EXERCISE PROMPT |
Look through the lines below and copy each one that includes "this".

PROVIDED DATA |
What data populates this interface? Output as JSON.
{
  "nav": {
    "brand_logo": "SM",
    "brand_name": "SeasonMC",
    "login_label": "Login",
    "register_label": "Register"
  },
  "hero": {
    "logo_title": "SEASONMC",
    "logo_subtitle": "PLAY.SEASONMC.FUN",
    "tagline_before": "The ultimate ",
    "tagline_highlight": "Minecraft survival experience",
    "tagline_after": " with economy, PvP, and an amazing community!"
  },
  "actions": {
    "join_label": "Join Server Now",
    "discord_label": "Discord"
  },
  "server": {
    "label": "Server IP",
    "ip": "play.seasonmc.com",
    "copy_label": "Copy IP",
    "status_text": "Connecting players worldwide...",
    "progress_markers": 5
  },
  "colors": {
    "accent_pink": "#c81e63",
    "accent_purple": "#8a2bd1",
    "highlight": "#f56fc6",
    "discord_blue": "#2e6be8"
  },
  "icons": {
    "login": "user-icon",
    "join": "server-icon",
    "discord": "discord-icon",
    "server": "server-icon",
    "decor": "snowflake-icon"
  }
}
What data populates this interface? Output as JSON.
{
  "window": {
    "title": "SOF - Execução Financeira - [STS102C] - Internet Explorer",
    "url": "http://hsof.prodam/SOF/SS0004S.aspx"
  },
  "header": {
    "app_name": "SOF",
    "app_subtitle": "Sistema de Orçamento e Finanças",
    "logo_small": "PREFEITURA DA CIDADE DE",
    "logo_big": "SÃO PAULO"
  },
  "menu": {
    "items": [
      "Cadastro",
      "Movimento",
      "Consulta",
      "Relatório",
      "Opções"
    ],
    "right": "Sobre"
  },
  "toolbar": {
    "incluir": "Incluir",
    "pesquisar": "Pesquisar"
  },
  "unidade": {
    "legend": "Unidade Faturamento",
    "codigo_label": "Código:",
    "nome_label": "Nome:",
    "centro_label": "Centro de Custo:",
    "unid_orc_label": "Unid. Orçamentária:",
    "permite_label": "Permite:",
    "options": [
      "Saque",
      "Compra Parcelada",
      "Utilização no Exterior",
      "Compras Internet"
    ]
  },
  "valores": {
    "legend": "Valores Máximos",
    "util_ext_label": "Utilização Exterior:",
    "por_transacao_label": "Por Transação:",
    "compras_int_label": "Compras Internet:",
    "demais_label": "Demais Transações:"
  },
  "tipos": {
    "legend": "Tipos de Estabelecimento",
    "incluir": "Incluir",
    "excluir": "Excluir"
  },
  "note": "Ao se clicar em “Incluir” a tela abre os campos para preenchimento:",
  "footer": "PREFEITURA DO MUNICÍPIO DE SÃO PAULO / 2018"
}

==

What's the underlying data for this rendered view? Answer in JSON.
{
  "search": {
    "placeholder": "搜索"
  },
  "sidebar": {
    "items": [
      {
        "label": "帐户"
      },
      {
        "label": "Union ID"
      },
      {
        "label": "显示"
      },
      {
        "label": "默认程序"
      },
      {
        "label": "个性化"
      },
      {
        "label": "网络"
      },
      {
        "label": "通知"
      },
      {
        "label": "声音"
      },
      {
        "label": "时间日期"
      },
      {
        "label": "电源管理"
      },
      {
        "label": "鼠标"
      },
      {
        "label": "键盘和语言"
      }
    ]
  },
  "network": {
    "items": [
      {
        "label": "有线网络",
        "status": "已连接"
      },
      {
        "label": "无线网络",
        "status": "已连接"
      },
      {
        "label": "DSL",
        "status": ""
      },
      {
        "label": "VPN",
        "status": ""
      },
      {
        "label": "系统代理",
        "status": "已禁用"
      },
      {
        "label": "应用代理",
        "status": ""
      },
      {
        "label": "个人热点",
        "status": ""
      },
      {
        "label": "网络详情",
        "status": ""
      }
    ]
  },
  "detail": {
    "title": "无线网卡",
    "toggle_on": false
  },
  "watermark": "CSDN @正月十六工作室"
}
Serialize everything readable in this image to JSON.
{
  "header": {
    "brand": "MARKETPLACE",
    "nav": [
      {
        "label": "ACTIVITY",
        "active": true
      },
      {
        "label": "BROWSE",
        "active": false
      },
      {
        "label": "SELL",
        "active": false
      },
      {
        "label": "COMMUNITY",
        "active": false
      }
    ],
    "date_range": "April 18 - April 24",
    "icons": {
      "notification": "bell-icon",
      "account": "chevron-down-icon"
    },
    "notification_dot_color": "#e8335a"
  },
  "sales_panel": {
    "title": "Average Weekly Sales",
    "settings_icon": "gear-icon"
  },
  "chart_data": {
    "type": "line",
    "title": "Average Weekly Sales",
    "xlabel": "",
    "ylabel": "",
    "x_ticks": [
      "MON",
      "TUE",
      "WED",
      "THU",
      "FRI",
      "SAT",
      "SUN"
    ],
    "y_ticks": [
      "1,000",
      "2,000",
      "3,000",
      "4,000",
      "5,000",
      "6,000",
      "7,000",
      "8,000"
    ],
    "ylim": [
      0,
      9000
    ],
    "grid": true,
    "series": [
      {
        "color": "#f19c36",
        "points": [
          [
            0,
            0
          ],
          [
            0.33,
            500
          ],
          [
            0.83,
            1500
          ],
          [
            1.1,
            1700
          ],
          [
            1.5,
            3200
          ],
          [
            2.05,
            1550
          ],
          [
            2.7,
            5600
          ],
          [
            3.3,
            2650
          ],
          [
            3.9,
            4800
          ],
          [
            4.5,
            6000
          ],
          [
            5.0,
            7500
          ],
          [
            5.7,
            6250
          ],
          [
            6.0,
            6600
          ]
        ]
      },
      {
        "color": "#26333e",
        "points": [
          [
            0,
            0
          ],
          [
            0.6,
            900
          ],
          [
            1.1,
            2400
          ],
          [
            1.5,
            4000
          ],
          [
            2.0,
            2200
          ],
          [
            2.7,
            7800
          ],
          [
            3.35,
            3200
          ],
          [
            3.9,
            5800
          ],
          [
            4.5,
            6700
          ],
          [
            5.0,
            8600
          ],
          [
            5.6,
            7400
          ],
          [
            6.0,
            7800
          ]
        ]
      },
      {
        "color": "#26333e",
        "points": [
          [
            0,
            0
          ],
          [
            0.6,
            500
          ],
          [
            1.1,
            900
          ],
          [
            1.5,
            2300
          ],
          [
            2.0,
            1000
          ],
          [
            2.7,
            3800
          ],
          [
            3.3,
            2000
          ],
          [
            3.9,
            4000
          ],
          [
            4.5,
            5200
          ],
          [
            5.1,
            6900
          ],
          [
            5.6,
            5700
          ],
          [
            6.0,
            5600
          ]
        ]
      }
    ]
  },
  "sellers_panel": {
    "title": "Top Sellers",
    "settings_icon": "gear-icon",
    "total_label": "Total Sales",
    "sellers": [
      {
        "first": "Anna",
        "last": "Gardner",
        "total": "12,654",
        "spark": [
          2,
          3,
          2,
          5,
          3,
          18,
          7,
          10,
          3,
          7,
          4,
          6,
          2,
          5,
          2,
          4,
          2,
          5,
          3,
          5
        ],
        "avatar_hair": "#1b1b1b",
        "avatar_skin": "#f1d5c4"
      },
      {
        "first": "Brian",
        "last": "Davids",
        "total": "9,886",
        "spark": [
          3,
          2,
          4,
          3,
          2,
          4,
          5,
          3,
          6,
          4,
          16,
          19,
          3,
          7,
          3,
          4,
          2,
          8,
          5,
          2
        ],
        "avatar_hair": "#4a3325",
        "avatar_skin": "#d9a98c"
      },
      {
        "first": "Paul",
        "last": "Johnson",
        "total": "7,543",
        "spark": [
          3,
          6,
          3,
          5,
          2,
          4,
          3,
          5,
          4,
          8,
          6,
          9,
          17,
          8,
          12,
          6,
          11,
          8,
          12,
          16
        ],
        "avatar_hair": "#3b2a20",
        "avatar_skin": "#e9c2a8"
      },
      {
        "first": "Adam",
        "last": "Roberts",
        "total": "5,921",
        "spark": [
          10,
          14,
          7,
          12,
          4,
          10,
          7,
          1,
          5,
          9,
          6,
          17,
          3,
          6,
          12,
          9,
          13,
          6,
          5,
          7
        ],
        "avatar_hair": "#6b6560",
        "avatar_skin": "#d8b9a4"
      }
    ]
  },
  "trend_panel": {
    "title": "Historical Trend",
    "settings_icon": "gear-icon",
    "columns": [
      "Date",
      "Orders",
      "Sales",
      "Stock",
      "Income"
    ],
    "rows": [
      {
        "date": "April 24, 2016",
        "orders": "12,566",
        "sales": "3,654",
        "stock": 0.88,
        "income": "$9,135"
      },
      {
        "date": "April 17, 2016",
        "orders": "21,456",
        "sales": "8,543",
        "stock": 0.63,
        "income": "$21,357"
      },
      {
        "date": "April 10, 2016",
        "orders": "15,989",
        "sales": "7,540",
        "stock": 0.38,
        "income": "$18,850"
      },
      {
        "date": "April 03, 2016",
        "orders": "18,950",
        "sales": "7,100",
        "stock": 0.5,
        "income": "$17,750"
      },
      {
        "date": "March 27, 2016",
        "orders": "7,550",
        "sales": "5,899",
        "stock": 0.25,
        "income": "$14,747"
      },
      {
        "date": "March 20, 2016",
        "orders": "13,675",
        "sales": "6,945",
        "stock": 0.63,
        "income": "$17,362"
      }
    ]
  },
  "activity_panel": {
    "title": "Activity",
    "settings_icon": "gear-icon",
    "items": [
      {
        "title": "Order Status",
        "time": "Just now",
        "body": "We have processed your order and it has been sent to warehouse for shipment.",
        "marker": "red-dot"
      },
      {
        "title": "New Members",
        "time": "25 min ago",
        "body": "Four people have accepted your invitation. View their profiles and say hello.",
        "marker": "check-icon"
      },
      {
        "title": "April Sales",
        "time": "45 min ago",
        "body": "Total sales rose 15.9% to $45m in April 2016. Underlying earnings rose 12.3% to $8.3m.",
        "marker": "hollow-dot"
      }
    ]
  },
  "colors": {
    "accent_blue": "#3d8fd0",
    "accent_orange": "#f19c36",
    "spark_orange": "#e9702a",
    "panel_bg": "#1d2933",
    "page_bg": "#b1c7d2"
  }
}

EXERCISE ANSWER |
What data populates this interface? Output as JSON.
What data populates this interface? Output as JSON.
What's the underlying data for this rendered view? Answer in JSON.
Serialize everything readable in this image to JSON.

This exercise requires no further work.